Shin ei, Sawamura Gennosuke IV as Nikki Danjo

Shin'ei, dates unknown

Sawamura Gennosuke IV as Nikki Danjo

signed Shin'ei hitsu, with publisher Matsuki Heikichi's mark and seal, Ryogoku Ohira ban, ca. 1920s

oban tate-e 15 3/8 by 10 1/8 in., 38.9 by 25.8 cm

An okubi-e portrait of an actor wearing a grey kataginu (wing-shouldered jacket), his make-up accenting his eyes and the down-turned corners of his mouth. The wig is in the style of ende-no-Kichiemon-gatachi, that is, the 'swallow tail' at the back popularized by the actor Kichiemon. He wears an expression of tension, and a daub of dark red on his forehead suggests a wound.

The actor's mon (crest) of three ginko leaves identifies him as Sawamura Gennosuke IV (1859-1936). While the wound on the forehead and the grey mole above the left eyebrow indicates that the role is the wicked magician Nikki Danjo (who transforms himself from a rat into a human) from the play Sendai hagi (Sendai bush clover).

References:
Ruth M. Merritt, Kabuki Costume, 1966, p. 317
Helen Merritt, Guide to Modern Japanese Woodblock Prints, 1992, p. 137
Arendie & Henk Herwig, Heroes of the kabuki stage, 1994, pp. 243-249

SOLD

Natori Shunsen, Sawamura  Gennosuke IV as Nikki Danjo

Natori Shunsen, 1886-1960

Collection of Shunsen Portraits: Sawamura Gennosuke IV as Nikki Danjo
(Shunsen Nigao-e Shu: Sawamura Gennosuke IV)

signed Kunshido Shunsen ga, with artist's seal Shunsen, publisher's seal Watanabe-ko (Watanabe Shozaburo) at right edge, and artist's approval seal Natori at lower right corner, ca. 1928

dai oban tate-e 15 1/2 by 10 3/4 in., 39.4 by 27.3 cm
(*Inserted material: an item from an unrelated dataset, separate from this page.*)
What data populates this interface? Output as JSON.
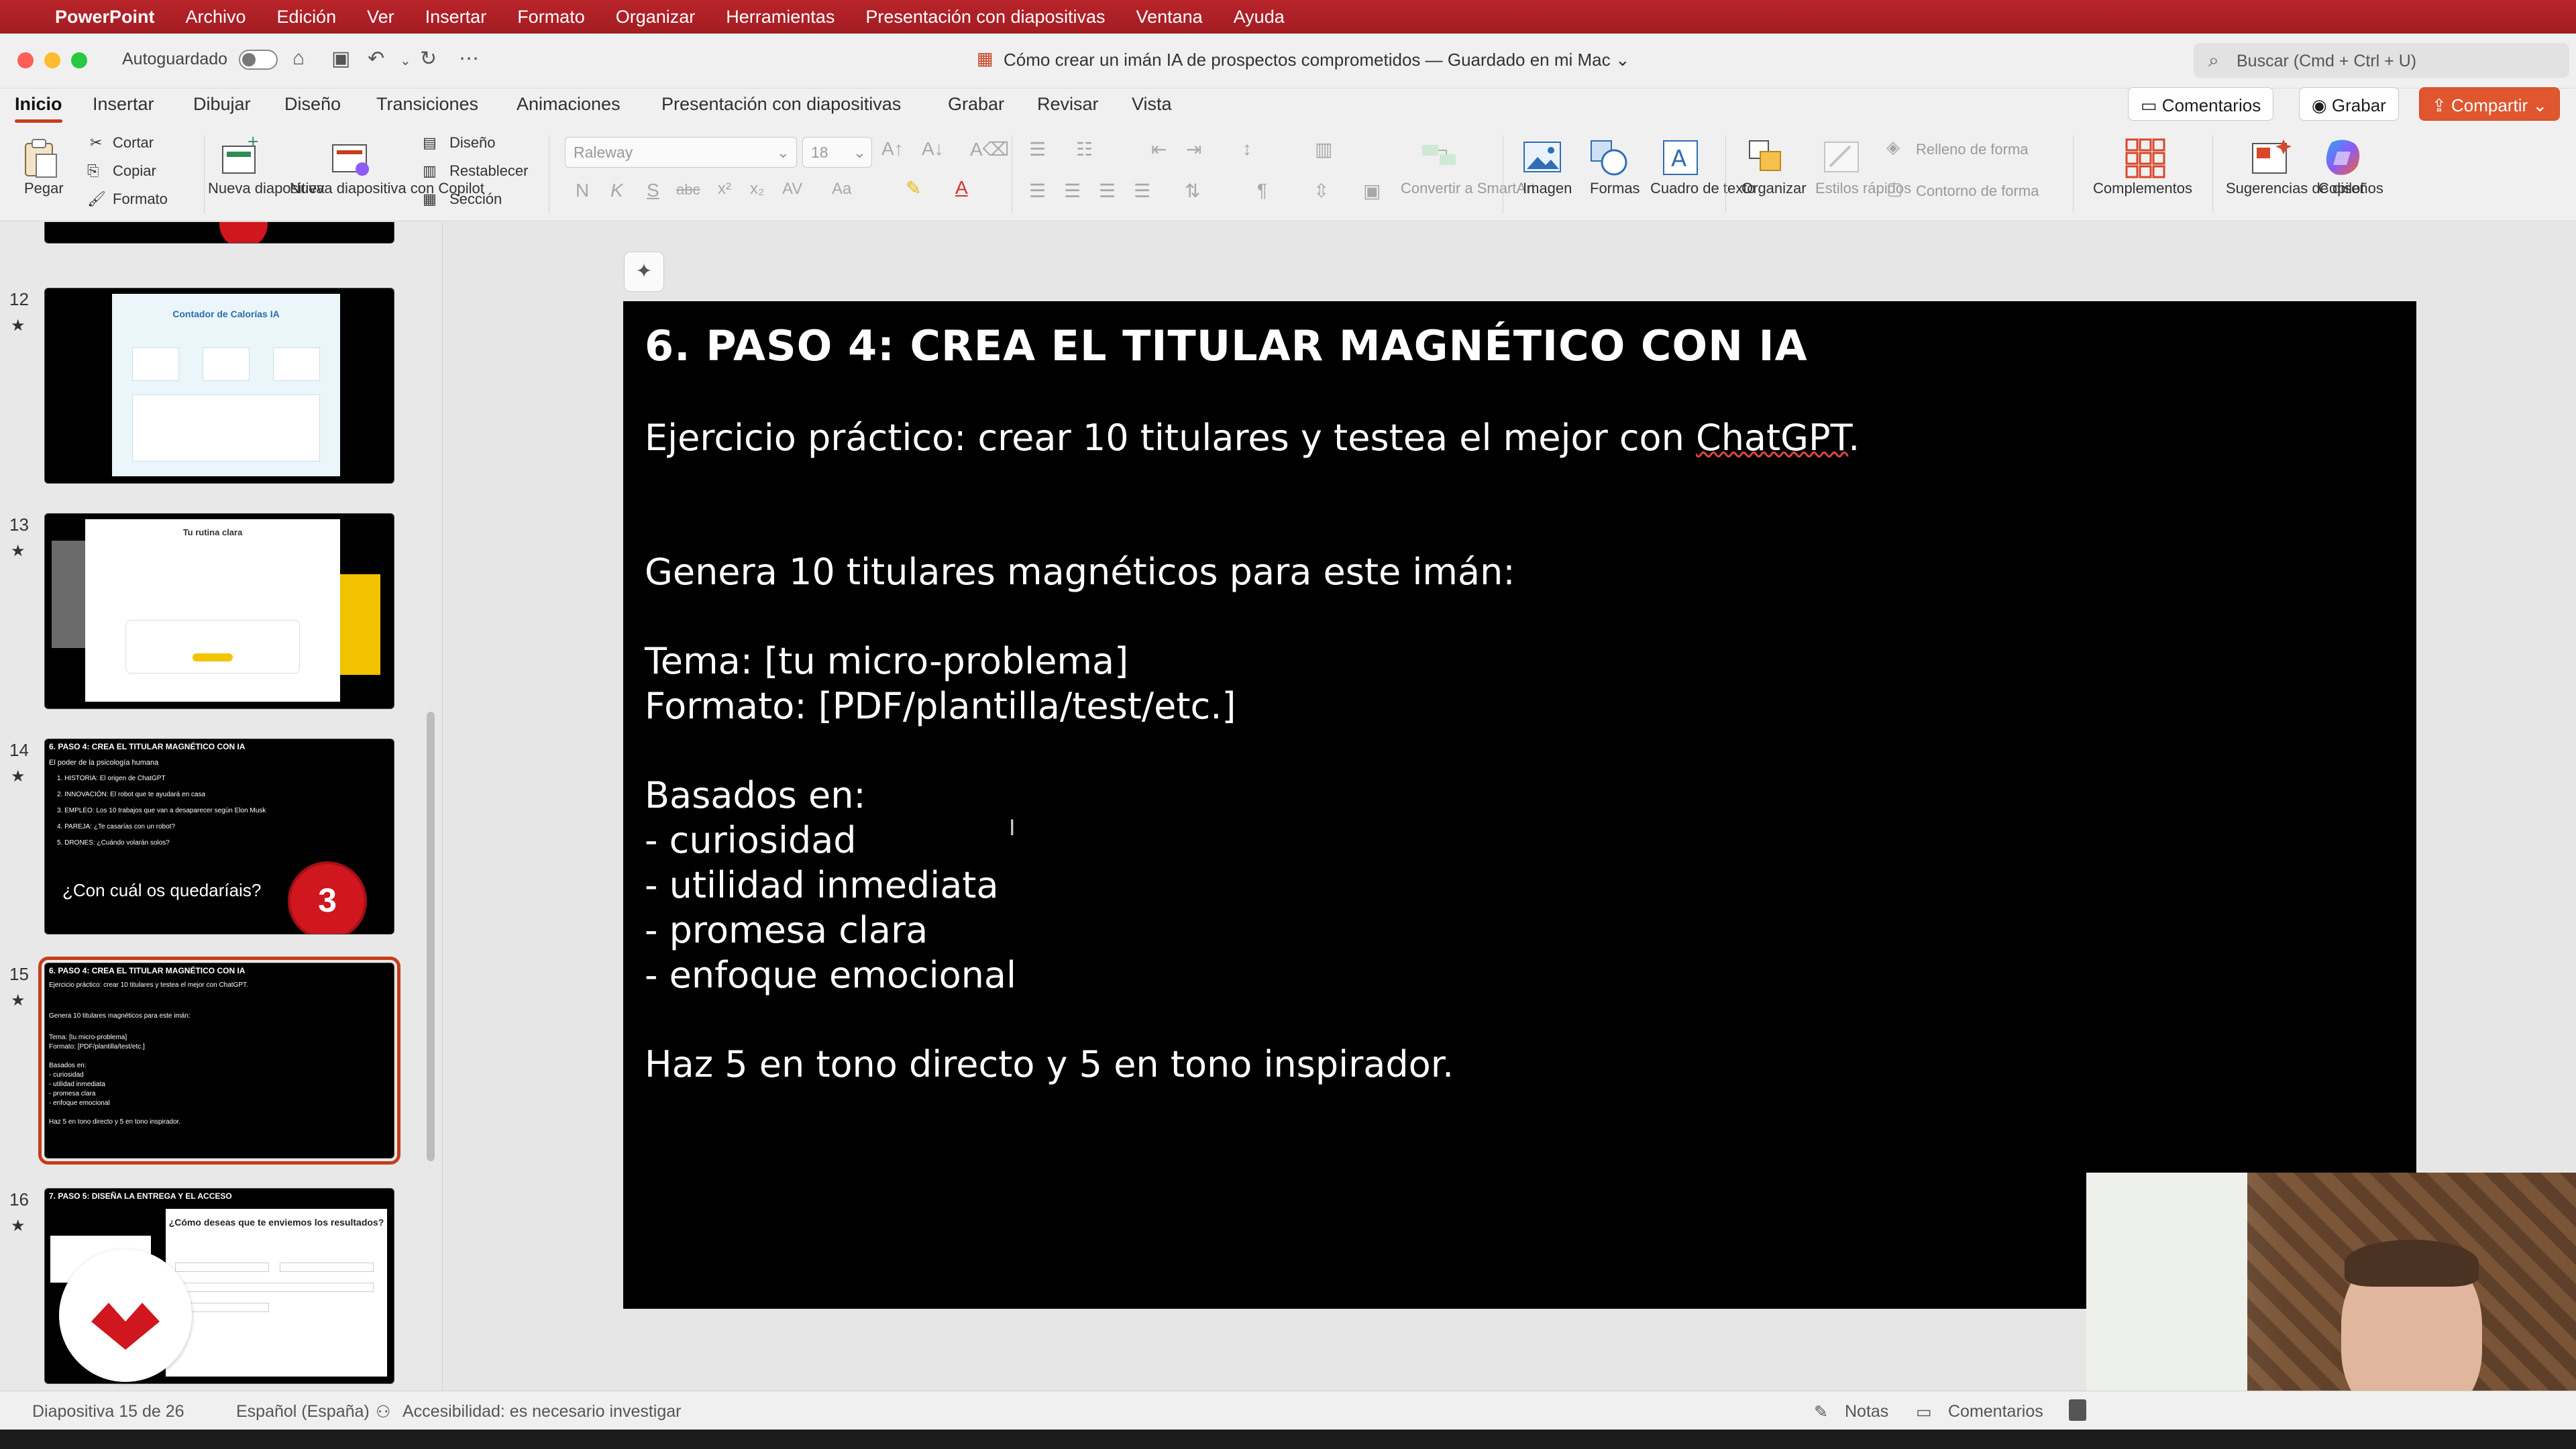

The actor is in the role of Nikki Danjo, the lead villain from the popular play Sendai hagi ('Sendai bushclover') which was based on historical events involving a failed attempted assassination of a young heir to the Date clan by disloyal retainers in 1660. The story was adapted and fictionalized by Nagawa Kamesuke, and first staged in Osaka in 1777. The character of Nikki Danjo, an evil magician who was able to transform himself into and out of the form of a rat, became a standard role for leading actors; and the costume of a grey kimono with a patterned band (noshime) across the chest made the wicked wizard easily identifiable on stage and in promotions for the productions. In this depiction, he is holding his hands in a magical gesture that produces the transformation from rat to human form- only moments earlier he was in the form of a rat carrying in his mouth a scroll which reveals the names of the fellow-conspirators. The mark on his head is a wound inflicted by the loyal retainer Arajishi Otokonosuke who hits him with a fan while Danjo is in the form of a rat.
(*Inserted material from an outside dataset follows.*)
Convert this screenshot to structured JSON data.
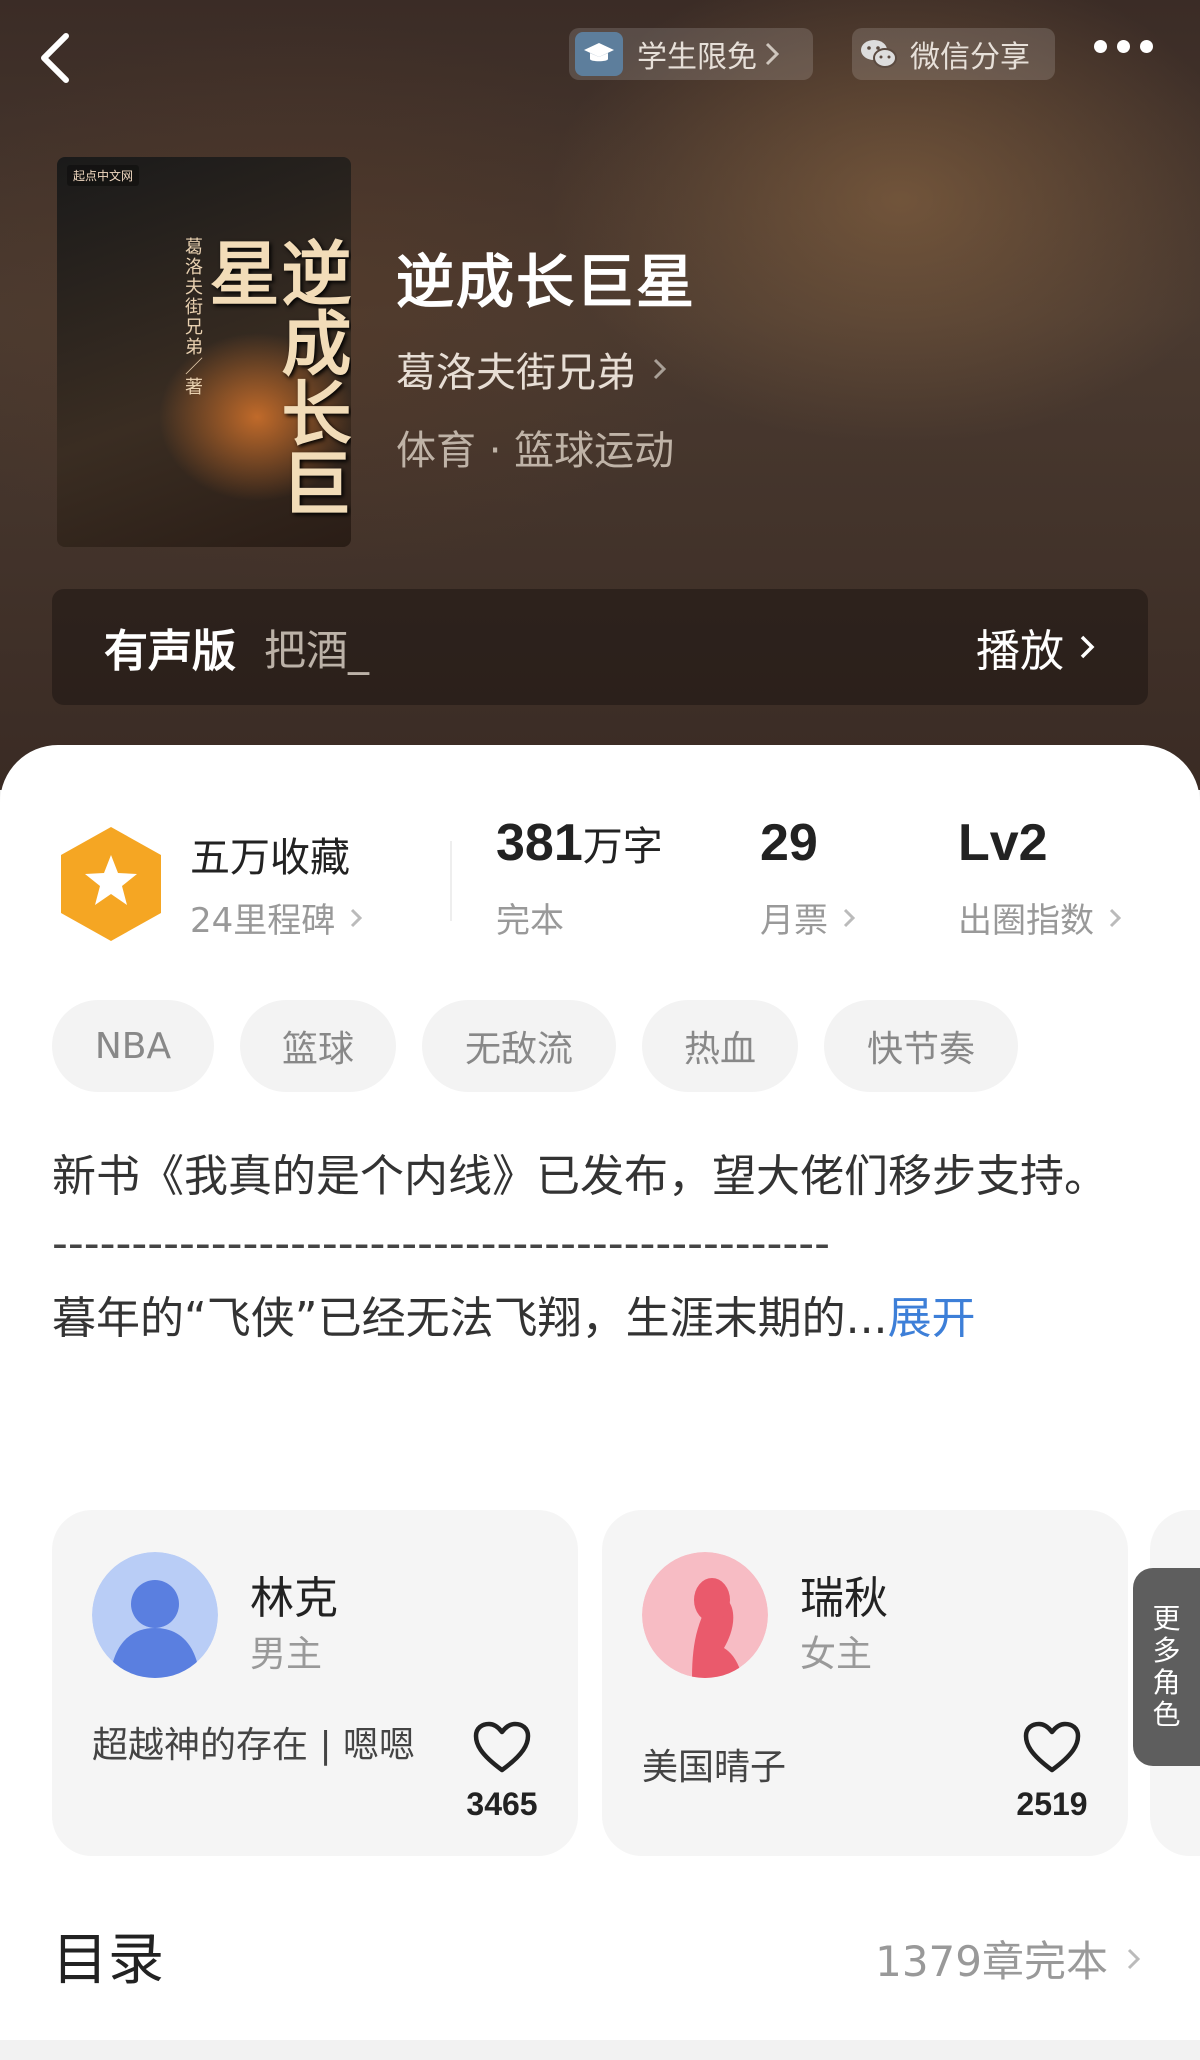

References:
Yamaguchi Keizoro, Natori Shunsen (exhibition catalogue), Kushigata, 1991, no. 39
Arendie & Henk Herwig, Heroes of the Kabuki Stage, Hotei Publishing, 2004, p. 242, pl. 24.1

Exhibited:
Stage Idols: Japanese Kabuki Theater, The Peabody Essex Museum, Salem, Massachusetts, February 2008 - January 2009

SOLD

kikumon

Scholten Japanese Art is temporarily closed.

Contact Katherine Martin at
(212) 585-0474 or email
kem@scholten-japanese-art.com
for more information.

site last updated
June 1, 2020

Scholten Japanese Art
145 West 58th Street, suite 6D
New York, New York 10019
ph: (212) 585-0474
fx: (212) 585-0475